Drivers across the board have a lot to worry about when it comes to preserving safety on the road. Everything from a small distraction to not getting enough sleep the night before could potentially lead to dangerous or even fatal crashes.
In particular, drowsiness has much stronger ties with roadway crashes than most people think. But just how and why does drowsiness make such a big impact?
How the public views drowsy driving
Sleep Foundation discusses the many impacts that drowsiness can have on driving. First of all, driving has a uniquely widespread impact due to the fact that it does not face the same demonization as other forms of unsafe driving behaviors. Among them include intoxicated driving and texting while driving.
On the other hand, some people view drowsy driving as an inevitability and a product of our current work and school culture. This means more people hit the road while tired or even sleep-deprived, which in turn ups everyone’s chances of getting involved in a crash.
How drowsiness affects drivers
Drowsiness itself contributes to crashes because it affects the human brain in a way eerily similar to intoxication. Drowsy and intoxicated drivers both struggle to concentrate, cannot predict oncoming risks and have slowed reflexes.
On top of that, drowsy drivers also have a risk of falling asleep at the wheel.
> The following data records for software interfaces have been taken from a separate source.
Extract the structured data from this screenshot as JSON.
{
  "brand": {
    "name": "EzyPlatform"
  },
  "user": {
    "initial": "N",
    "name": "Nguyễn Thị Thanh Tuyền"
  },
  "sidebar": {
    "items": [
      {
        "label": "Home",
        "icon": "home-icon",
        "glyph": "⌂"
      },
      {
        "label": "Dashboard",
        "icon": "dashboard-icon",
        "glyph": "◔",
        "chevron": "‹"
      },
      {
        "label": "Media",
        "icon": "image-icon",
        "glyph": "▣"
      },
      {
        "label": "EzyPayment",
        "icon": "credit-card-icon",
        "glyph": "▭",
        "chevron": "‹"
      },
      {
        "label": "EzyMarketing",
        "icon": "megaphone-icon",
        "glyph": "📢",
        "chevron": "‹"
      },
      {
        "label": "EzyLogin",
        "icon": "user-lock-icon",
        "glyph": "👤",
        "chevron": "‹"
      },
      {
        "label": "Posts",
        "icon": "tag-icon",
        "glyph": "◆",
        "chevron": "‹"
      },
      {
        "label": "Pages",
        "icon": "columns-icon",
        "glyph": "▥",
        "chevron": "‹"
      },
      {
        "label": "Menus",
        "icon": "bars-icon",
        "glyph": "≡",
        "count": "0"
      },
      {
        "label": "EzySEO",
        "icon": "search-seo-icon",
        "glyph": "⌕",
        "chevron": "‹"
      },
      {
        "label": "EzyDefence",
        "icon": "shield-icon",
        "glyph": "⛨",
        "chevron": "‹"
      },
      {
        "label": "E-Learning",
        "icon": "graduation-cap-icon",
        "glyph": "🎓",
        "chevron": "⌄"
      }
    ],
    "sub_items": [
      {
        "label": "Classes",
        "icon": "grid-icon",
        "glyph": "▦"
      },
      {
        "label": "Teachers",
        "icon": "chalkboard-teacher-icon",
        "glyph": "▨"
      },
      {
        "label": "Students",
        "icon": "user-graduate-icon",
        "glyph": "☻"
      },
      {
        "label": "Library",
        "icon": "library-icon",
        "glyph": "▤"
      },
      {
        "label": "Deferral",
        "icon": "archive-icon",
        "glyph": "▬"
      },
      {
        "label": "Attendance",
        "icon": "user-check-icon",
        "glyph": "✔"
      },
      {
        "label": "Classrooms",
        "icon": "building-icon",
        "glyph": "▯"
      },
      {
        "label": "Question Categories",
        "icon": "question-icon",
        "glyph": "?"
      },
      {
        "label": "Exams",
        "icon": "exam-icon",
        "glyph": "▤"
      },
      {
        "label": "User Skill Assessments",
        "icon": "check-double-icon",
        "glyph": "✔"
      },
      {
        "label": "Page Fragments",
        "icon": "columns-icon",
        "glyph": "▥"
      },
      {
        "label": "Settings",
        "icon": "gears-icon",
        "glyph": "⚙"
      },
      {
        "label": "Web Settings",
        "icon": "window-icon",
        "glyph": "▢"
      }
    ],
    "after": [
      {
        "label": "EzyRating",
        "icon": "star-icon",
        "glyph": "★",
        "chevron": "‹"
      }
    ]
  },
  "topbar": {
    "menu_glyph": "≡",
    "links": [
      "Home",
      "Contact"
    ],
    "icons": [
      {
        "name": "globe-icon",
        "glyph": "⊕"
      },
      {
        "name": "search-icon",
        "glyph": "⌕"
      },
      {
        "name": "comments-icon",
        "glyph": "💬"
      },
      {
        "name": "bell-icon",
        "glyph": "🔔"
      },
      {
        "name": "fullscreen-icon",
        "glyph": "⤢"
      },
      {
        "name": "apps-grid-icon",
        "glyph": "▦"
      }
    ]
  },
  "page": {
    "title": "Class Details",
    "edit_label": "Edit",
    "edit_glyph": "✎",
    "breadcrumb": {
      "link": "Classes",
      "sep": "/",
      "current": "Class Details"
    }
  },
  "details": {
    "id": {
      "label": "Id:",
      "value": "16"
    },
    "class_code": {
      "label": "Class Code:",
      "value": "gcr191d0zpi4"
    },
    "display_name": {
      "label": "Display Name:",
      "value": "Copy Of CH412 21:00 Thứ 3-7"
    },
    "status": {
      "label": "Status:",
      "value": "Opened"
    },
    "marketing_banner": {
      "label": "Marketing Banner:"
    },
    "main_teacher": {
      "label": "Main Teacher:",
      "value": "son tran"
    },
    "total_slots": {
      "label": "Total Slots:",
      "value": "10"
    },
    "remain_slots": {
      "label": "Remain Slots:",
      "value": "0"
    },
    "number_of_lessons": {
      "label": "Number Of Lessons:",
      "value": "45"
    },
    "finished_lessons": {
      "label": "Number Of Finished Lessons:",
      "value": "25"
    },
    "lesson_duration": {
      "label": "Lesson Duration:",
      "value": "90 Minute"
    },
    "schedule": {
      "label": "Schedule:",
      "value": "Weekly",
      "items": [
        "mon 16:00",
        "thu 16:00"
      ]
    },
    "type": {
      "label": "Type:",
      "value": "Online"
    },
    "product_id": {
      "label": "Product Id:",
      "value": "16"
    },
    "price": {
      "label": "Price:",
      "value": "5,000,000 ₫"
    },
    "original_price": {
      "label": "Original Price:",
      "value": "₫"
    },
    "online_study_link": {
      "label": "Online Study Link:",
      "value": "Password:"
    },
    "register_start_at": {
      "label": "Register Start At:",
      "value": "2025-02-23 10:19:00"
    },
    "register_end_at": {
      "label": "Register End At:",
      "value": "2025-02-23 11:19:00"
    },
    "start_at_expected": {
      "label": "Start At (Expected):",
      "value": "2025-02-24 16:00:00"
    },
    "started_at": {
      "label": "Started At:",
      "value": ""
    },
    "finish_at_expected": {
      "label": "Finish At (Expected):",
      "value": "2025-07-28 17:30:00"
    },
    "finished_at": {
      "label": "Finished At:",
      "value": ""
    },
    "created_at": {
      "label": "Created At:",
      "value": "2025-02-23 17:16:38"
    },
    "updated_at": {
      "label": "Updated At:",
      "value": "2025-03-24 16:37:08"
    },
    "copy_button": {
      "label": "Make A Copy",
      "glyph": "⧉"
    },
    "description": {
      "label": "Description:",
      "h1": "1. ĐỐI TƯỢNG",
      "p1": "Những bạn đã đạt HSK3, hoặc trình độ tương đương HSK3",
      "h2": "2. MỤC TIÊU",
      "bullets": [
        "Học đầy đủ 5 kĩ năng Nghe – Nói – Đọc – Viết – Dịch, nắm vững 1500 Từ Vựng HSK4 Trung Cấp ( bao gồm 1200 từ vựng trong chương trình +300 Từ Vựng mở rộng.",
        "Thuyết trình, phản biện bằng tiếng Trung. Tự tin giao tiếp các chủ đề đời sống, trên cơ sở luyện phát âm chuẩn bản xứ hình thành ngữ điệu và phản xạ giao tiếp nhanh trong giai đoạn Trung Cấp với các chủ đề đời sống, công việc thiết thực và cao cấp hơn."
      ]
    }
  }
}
A person could entirely conk out, or experience something called “microsleep”, in which you fall into light sleep over a period of 1 to 3 seconds when you blink. Unfortunately, when traveling at the speeds typical on a freeway, you can still travel the distance of a football field in 3 seconds. Needless to say, even a brief moment of unconsciousness can contribute heftily to the risks of a crash.